◆ **ASSIGNMENT**:
Show only those lines of the entries where the string "Movement" is found.

═══ SUPPLIED MATERIAL

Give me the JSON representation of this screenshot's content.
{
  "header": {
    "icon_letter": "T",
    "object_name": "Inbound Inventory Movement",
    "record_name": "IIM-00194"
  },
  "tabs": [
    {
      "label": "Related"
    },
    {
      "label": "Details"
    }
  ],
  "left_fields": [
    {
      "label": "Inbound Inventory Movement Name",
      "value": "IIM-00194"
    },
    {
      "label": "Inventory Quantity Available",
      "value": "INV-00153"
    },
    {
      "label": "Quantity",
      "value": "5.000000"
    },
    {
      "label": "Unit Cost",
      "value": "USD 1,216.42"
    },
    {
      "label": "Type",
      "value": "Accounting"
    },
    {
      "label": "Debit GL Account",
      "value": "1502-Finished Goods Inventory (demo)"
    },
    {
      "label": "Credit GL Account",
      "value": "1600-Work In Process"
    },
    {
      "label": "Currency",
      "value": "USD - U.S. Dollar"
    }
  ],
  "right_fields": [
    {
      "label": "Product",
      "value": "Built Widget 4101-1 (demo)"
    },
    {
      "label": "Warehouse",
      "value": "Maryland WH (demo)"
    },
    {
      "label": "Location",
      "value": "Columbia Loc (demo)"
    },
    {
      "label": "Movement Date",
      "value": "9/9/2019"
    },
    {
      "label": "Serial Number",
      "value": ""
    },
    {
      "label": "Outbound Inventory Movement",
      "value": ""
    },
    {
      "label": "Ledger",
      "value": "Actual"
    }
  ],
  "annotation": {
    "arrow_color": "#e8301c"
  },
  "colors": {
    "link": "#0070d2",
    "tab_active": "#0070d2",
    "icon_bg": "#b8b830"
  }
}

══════

◆ **RESULT OF THE EXERCISE**:
    "object_name": "Inbound Inventory Movement",
      "label": "Inbound Inventory Movement Name",
      "label": "Movement Date",
      "label": "Outbound Inventory Movement",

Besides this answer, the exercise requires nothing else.